“The songs are so important to me and they have been my life always, they come before everything else. They are me, it’s not just a repertoire. I don’t go through the motions. If I’m tired it’s because I’m physically travel-weary, it’s not because ‘dear God, here comes that song again’.”

On the state of British music

“I’m not a fan of modern music at all, I don’t hear anything interesting. [King asks him if he’s a fan of Sam Smith] I think it’s time to rapidly move on.”

On his pre-show preparation

“Nothing, ever. Nothing. No yodelling, no alcohol, no gargling, no juggling. I just go on.”

On Hillary Clinton

“[On whether America is ready for Clinton] I think so. You’ve known her for a long time so everybody in this country should know by now. When you look at what the Republicans that have lined up, it’s ludicrous. They all look exactly the same. [Even Trump] in the dark, he would look like everybody else. It’s the same old suit and tie. You never see somebody who is absolutely, ‘What is that, who is this person?’. They all look so uniform.”

On Obama

“I think he’s disappointed lots of people. I don’t think with cases like Ferguson and so on that [Obama has] really helped his own people by being more interested and forgetting about the police machinery, constantly saying, ‘The police are always right’, ‘We must listen to the police’. Everybody knows that’s not true. Obama, is he white inside? It’s a very logical question. I think he probably is.”
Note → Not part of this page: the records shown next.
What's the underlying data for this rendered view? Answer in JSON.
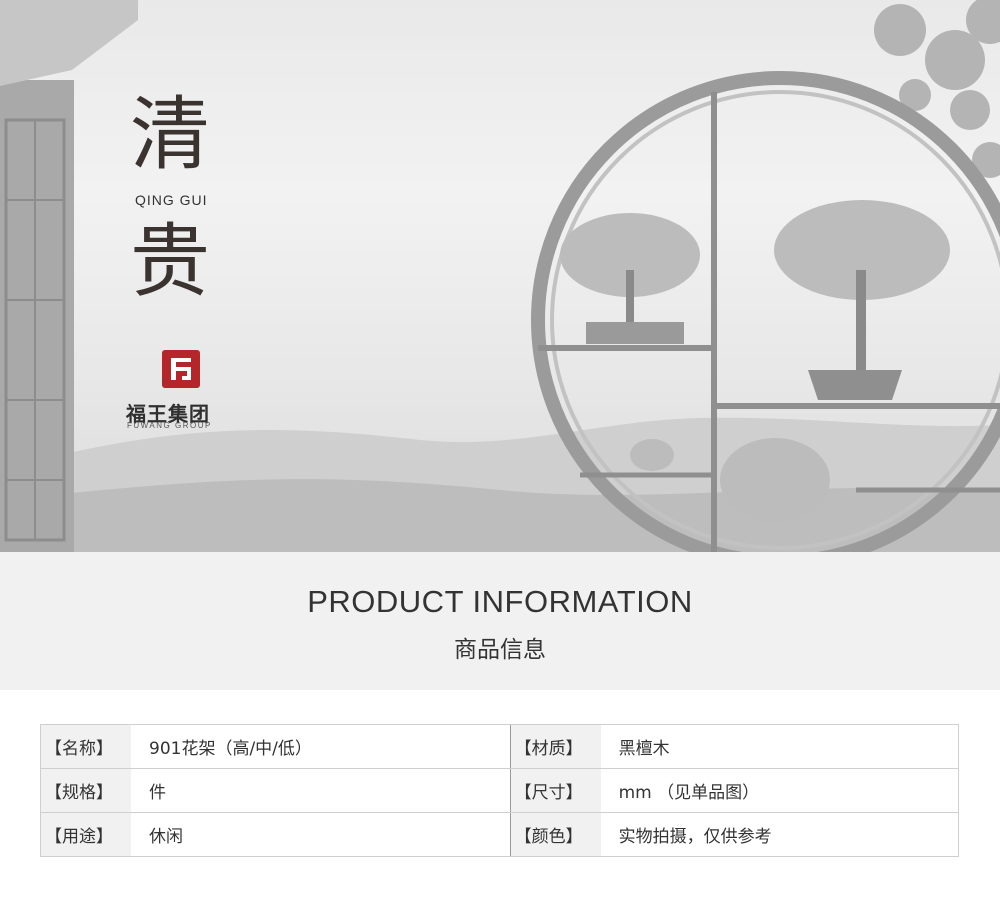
{
  "hero": {
    "char_top": "清",
    "pinyin": "QING GUI",
    "char_bottom": "贵",
    "logo": {
      "mark_letter": "F",
      "name_cn": "福王集团",
      "name_en": "FUWANG GROUP"
    }
  },
  "section": {
    "title_en": "PRODUCT INFORMATION",
    "title_cn": "商品信息"
  },
  "info_rows": [
    {
      "label_left": "【名称】",
      "value_left": "901花架（高/中/低）",
      "label_right": "【材质】",
      "value_right": "黑檀木"
    },
    {
      "label_left": "【规格】",
      "value_left": "件",
      "label_right": "【尺寸】",
      "value_right": "mm （见单品图）"
    },
    {
      "label_left": "【用途】",
      "value_left": "休闲",
      "label_right": "【颜色】",
      "value_right": "实物拍摄，仅供参考"
    }
  ],
  "colors": {
    "brand_red": "#b5262a",
    "band_bg": "#f1f1f1",
    "text": "#333333"
  }
}
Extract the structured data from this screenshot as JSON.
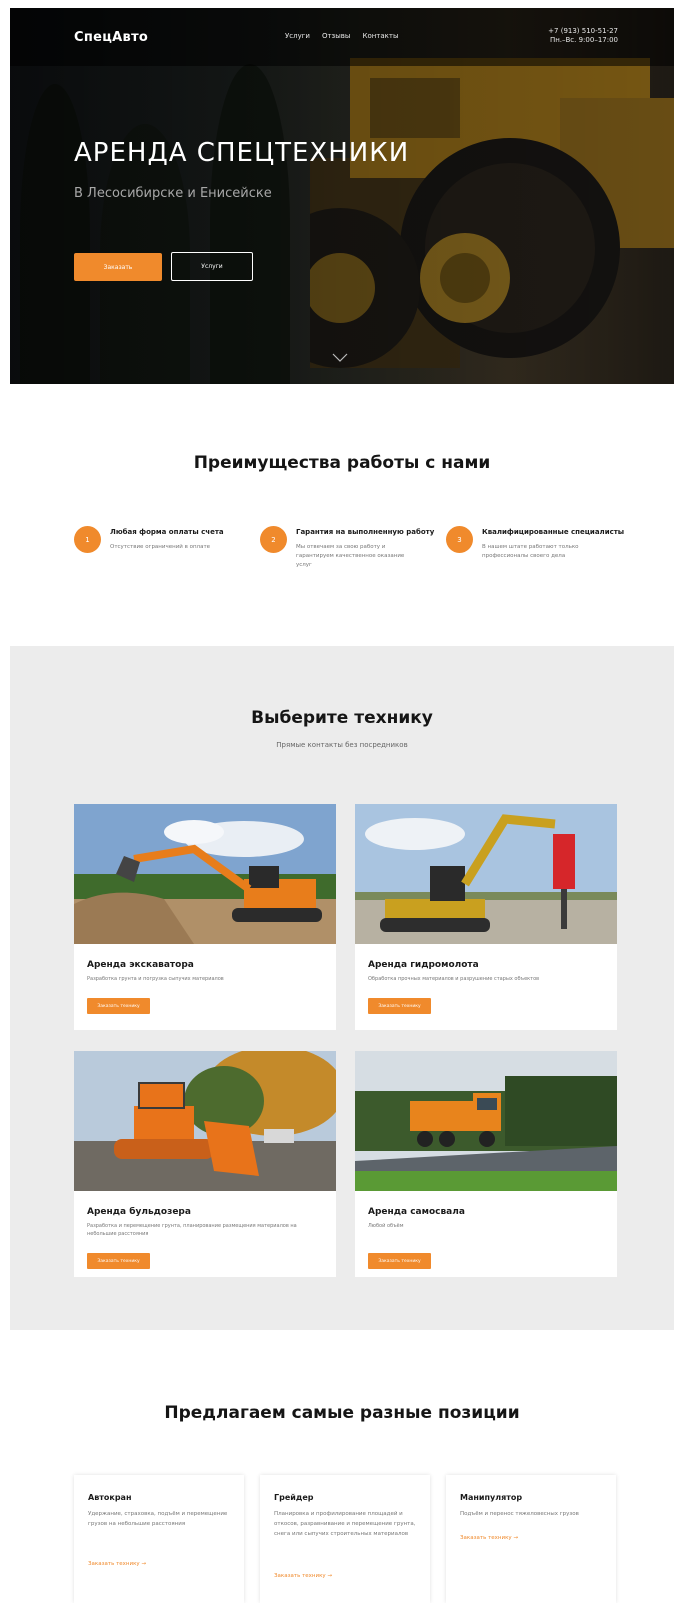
{
  "header": {
    "logo": "СпецАвто",
    "nav": [
      "Услуги",
      "Отзывы",
      "Контакты"
    ],
    "phone": "+7 (913) 510-51-27",
    "hours": "Пн.–Вс. 9:00–17:00"
  },
  "hero": {
    "title": "АРЕНДА СПЕЦТЕХНИКИ",
    "subtitle": "В Лесосибирске и Енисейске",
    "order_button": "Заказать",
    "services_button": "Услуги"
  },
  "advantages": {
    "title": "Преимущества работы с нами",
    "items": [
      {
        "num": "1",
        "title": "Любая форма оплаты счета",
        "text": "Отсутствие ограничений в оплате"
      },
      {
        "num": "2",
        "title": "Гарантия на выполненную работу",
        "text": "Мы отвечаем за свою работу и гарантируем качественное оказание услуг"
      },
      {
        "num": "3",
        "title": "Квалифицированные специалисты",
        "text": "В нашем штате работают только профессионалы своего дела"
      }
    ]
  },
  "choose": {
    "title": "Выберите технику",
    "subtitle": "Прямые контакты без посредников",
    "cards": [
      {
        "title": "Аренда экскаватора",
        "text": "Разработка грунта и погрузка сыпучих материалов",
        "button": "Заказать технику"
      },
      {
        "title": "Аренда гидромолота",
        "text": "Обработка прочных материалов и разрушение старых объектов",
        "button": "Заказать технику"
      },
      {
        "title": "Аренда бульдозера",
        "text": "Разработка и перемещение грунта, планирование размещения материалов на небольшие расстояния",
        "button": "Заказать технику"
      },
      {
        "title": "Аренда самосвала",
        "text": "Любой объём",
        "button": "Заказать технику"
      }
    ]
  },
  "positions": {
    "title": "Предлагаем самые разные позиции",
    "items": [
      {
        "title": "Автокран",
        "text": "Удержание, страховка, подъём и перемещение грузов на небольшие расстояния",
        "link": "Заказать технику →"
      },
      {
        "title": "Грейдер",
        "text": "Планировка и профилирование площадей и откосов, разравнивание и перемещение грунта, снега или сыпучих строительных материалов",
        "link": "Заказать технику →"
      },
      {
        "title": "Манипулятор",
        "text": "Подъём и перенос тяжеловесных грузов",
        "link": "Заказать технику →"
      }
    ]
  },
  "colors": {
    "accent": "#f08a2c",
    "section_gray": "#ececec"
  }
}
On his alleged sexual assault

“Would you like the absolute details? They are horrific. He put his finger down my rear cleavage… you said you wanted the details. Why would he want to [do that]? Why does he need to? I had been through the full scanner and I had been through the second bit and everything was fine and clear but then he went straight for my private bits and then he put his finger down my rear cleavage. The people I was with from special services said this is assault and he said: ‘Well that’s just your opinion.’ He said it four times. They said, ‘We’ve seen it and this is outrageous’. But they’re above the law. Yes, I filled in a complaints thing, but it will not happen.”

On his cancer scare
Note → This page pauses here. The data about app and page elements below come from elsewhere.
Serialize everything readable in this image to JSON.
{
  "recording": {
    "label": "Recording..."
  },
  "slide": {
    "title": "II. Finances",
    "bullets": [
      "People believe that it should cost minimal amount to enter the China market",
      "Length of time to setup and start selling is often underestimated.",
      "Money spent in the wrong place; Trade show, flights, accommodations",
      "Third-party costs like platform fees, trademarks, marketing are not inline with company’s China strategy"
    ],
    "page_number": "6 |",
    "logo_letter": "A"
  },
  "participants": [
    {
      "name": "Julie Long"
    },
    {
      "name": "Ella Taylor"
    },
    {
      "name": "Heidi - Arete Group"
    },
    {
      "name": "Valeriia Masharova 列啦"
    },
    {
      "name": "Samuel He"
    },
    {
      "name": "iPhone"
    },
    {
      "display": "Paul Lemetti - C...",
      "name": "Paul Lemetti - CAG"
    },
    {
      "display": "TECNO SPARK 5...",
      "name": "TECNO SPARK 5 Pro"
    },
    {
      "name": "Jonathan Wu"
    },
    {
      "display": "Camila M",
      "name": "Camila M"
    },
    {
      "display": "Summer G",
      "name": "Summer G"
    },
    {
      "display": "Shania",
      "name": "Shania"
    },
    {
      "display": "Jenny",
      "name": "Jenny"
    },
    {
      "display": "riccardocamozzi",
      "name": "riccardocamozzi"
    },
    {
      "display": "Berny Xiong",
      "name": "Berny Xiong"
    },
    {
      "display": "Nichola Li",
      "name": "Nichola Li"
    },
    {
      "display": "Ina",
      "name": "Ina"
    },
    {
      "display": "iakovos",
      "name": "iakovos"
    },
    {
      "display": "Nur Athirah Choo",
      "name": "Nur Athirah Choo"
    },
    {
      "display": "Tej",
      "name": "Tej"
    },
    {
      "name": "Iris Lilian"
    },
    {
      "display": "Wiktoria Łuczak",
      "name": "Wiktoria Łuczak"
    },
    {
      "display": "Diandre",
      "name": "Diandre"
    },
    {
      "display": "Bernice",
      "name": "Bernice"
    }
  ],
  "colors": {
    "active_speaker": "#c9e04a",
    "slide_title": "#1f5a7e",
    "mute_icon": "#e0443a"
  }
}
“Cancer was found, yes. I had Barrett’s, which is the oesophagus. They scrape it occasionally and I have medication. But I’m OK. Lots of people have it and they fade away. Lots of people have it and they don’t fade away. You don’t really hear that word, that c-word when people say it. It seems to drift over you – you just say: ‘Yes, oh yes.’ Later when you’re on the stairs by yourself, it triggers in your mind. At the time, you don’t hear it. [I’m in]
blooming [health today]. Absolutely blooming.”

On depression

“For me, [depression] didn’t ever get better. I’ve had it for many, many years, I refer to it as the ‘black dog’, and it doesn’t go away. It’s usually the very first thing when you wake up in the morning, or the day, whenever you wake up [that you think of it]. There is no cure. It’s a part of being a sensitive, open human. I’m not [depressed] now because I’m here with you and I feel safe. I don’t [take medication] but I’ve been through everything and it’s completely pointless. It’s a frame of mind, a state of mind and it’s circumstantial mostly.”

On suicide

“It crosses everybody’s mind, everybody thinks about it. Even people who mistakenly assume they are happy. They think of disappearing and having enough, and many people do, taking control and saying ‘no more, no more of this silliness’. It’s admirable.”